___ RECORDS PROVIDED
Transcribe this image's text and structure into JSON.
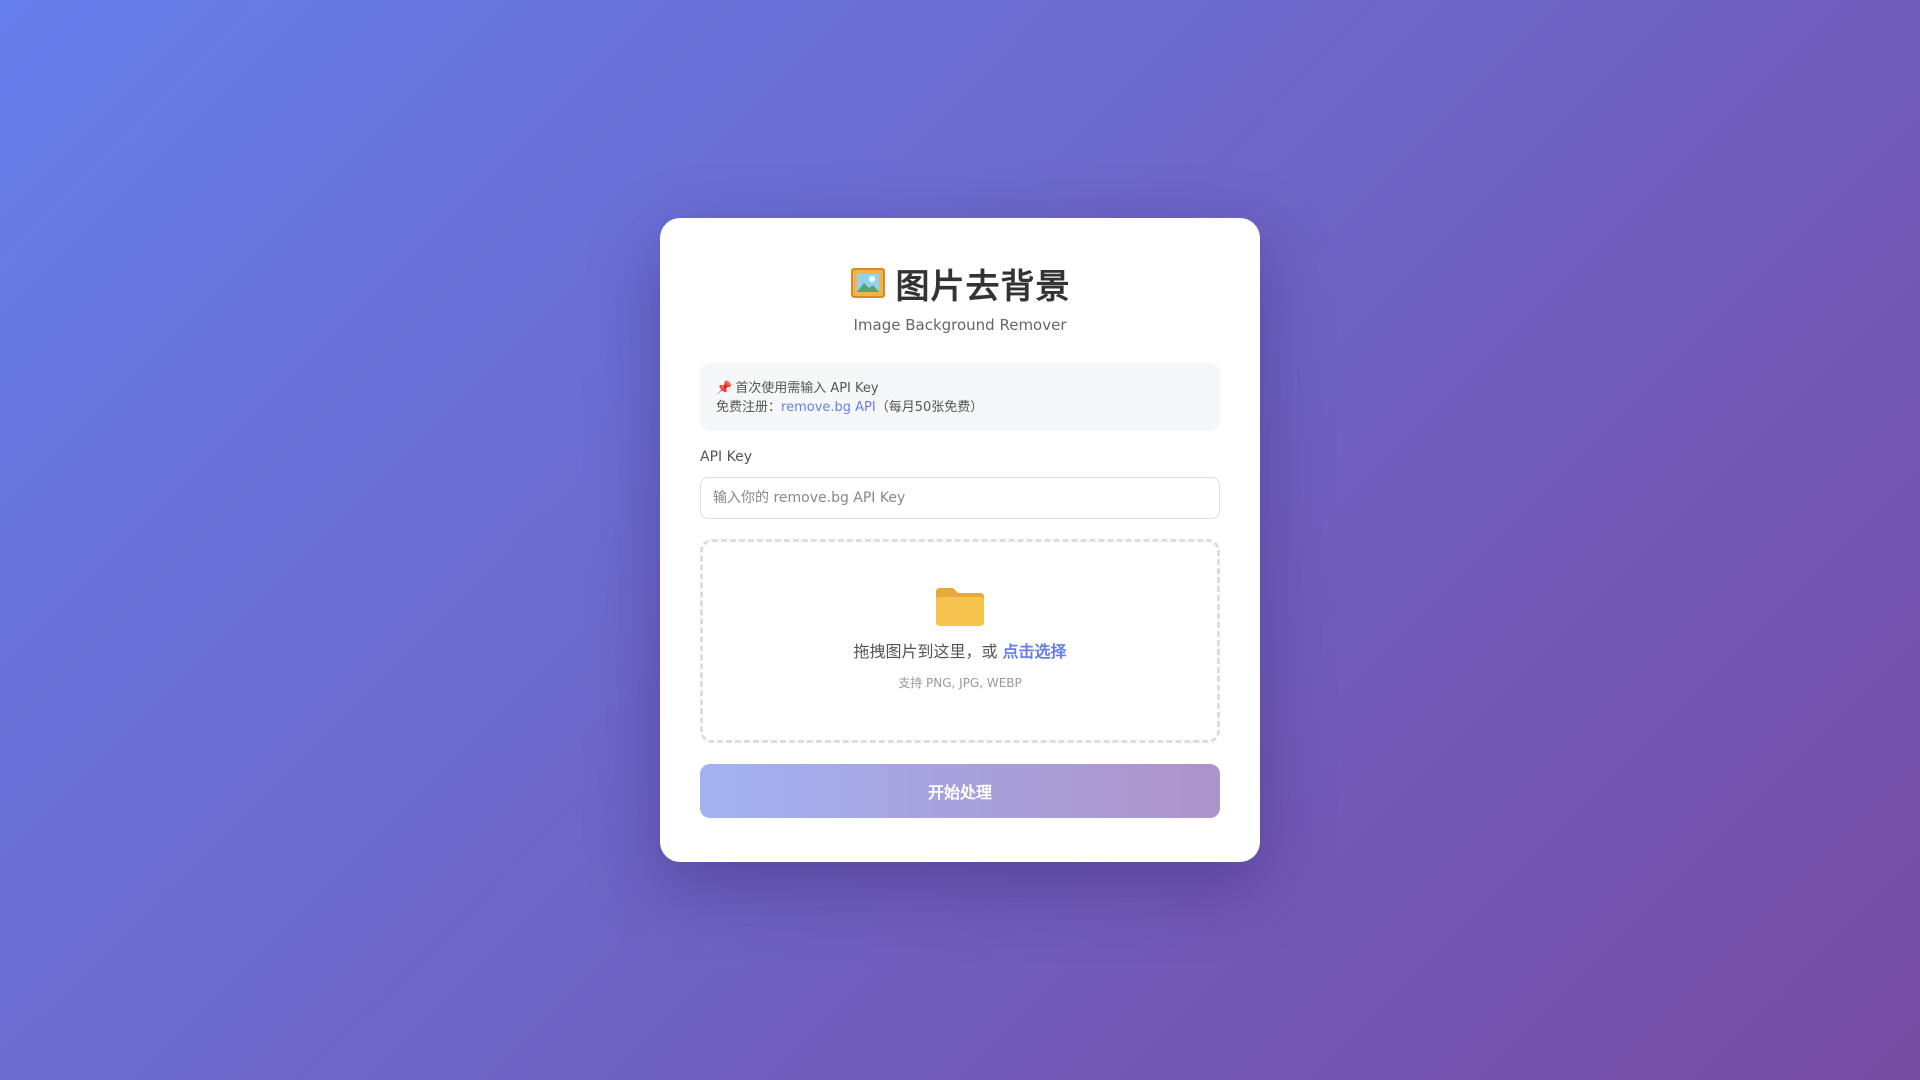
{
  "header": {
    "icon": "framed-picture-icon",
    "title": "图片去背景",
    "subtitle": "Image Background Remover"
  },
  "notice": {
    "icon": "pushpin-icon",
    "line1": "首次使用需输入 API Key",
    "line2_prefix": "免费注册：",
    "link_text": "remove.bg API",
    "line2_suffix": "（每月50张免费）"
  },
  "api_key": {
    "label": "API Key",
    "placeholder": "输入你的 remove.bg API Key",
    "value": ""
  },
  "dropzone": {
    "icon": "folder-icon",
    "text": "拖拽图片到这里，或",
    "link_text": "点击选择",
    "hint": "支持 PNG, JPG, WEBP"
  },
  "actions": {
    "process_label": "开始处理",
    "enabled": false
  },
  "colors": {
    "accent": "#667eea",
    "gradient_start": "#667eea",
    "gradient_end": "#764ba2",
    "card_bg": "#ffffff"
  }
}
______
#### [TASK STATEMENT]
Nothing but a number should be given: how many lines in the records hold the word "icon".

#### [RESPONSE]
3